PROBLEM TO WORK ON: Pick out the lines below that contain the string "time" and copy them all.
== == ==
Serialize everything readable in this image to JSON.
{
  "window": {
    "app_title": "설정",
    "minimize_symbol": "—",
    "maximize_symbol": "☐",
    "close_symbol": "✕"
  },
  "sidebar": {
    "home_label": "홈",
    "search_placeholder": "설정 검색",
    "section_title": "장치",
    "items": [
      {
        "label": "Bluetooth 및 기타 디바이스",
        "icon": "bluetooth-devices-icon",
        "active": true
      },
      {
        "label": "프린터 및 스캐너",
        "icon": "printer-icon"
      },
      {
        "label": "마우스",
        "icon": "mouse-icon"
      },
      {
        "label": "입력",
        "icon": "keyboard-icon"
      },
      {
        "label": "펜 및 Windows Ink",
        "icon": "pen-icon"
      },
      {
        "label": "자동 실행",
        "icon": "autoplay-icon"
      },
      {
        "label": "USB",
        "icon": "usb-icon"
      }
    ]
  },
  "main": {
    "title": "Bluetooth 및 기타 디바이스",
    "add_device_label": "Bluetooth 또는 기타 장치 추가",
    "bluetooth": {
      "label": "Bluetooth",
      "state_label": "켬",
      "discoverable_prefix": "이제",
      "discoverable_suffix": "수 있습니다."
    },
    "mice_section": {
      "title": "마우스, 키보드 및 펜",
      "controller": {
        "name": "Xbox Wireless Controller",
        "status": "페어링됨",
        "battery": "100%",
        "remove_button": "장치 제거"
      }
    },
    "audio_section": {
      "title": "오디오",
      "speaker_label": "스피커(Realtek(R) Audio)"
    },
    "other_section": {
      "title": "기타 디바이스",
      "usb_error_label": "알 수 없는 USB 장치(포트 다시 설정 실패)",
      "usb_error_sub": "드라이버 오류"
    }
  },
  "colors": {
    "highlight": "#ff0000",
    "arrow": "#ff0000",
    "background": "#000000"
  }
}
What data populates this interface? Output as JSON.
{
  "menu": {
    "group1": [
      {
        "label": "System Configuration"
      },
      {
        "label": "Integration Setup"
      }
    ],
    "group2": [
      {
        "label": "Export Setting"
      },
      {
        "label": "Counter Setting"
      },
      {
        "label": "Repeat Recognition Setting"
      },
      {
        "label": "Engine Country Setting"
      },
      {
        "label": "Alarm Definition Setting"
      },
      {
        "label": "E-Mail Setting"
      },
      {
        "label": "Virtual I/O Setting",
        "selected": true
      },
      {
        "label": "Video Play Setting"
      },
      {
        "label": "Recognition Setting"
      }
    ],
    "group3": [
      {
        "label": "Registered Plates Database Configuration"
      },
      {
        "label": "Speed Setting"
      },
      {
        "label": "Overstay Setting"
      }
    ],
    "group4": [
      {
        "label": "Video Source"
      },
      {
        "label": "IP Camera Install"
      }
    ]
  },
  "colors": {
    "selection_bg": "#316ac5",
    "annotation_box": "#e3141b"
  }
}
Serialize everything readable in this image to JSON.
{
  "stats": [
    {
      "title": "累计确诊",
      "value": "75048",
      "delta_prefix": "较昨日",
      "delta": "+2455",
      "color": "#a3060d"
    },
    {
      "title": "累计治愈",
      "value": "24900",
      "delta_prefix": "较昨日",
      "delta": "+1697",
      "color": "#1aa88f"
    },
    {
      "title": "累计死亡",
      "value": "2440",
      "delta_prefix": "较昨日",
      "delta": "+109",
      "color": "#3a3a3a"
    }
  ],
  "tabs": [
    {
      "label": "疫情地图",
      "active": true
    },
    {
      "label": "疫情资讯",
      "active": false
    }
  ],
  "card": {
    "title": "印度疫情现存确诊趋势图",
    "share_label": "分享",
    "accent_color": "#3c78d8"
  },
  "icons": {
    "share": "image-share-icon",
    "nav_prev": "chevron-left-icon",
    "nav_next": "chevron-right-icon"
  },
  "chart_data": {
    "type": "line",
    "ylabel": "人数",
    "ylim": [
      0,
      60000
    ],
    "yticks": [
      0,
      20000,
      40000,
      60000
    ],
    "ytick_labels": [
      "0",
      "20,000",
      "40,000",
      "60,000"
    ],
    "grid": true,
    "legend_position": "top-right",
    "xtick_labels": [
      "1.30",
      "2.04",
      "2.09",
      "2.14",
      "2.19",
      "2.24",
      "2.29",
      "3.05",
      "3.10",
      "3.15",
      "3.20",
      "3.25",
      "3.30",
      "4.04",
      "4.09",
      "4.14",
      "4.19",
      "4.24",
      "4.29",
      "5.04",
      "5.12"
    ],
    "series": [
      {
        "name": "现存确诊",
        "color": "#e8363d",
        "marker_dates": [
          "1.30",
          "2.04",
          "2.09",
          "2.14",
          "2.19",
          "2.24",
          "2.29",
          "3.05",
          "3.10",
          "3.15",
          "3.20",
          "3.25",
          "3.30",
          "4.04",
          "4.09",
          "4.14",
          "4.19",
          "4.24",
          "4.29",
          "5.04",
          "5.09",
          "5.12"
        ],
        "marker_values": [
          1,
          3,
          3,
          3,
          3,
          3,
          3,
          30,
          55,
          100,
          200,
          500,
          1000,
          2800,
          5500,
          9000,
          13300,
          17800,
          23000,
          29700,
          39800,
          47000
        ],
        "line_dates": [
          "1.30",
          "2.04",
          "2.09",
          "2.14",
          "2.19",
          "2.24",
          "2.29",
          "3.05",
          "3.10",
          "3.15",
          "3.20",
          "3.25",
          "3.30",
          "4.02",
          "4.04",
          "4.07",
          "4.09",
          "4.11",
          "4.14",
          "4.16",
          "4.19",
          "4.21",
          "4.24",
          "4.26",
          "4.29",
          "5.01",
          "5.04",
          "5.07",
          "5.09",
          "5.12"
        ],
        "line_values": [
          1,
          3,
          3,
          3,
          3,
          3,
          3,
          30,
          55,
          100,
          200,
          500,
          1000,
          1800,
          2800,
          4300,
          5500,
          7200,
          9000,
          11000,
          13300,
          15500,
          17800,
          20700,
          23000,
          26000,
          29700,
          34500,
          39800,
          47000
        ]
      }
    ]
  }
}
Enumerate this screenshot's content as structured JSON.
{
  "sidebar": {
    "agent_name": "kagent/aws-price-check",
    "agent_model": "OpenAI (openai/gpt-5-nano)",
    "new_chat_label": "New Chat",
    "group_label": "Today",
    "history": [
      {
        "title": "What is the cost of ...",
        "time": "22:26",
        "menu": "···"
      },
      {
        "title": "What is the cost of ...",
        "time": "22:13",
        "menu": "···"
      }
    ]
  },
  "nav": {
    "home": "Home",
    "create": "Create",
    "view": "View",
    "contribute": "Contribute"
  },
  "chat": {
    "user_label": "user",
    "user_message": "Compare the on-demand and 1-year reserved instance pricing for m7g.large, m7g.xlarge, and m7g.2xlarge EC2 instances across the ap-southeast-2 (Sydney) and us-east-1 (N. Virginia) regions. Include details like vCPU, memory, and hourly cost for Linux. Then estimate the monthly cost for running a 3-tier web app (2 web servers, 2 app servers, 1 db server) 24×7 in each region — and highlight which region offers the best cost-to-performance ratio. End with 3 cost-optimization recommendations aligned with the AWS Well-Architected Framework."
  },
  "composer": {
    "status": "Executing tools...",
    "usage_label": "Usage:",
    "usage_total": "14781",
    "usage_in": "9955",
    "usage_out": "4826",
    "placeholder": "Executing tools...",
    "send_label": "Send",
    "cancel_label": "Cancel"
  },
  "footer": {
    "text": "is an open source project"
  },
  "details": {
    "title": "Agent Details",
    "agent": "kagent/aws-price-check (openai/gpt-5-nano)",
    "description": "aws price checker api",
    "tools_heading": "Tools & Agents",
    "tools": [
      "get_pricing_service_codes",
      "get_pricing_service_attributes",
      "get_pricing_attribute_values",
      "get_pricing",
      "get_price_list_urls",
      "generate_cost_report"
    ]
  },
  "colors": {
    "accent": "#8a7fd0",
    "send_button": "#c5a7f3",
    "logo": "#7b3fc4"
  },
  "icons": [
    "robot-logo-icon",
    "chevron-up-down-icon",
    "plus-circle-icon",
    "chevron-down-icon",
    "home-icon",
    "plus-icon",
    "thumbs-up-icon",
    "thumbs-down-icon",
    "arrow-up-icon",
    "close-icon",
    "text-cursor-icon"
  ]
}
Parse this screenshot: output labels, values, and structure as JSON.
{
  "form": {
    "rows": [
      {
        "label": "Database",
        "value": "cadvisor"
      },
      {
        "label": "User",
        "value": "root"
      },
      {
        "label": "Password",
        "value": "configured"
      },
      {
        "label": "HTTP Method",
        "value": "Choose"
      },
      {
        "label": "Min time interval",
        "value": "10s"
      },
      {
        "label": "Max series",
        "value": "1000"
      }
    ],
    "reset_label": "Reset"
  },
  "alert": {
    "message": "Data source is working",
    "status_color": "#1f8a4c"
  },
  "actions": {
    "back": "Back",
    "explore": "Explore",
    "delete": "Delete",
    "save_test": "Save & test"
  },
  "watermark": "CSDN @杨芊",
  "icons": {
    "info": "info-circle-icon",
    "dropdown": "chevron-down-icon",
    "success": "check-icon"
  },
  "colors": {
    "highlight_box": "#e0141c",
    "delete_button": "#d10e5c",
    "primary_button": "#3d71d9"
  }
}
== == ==
EXERCISE RESULT:
        "time": "22:26",
        "time": "22:13",
        "label": "Min time interval",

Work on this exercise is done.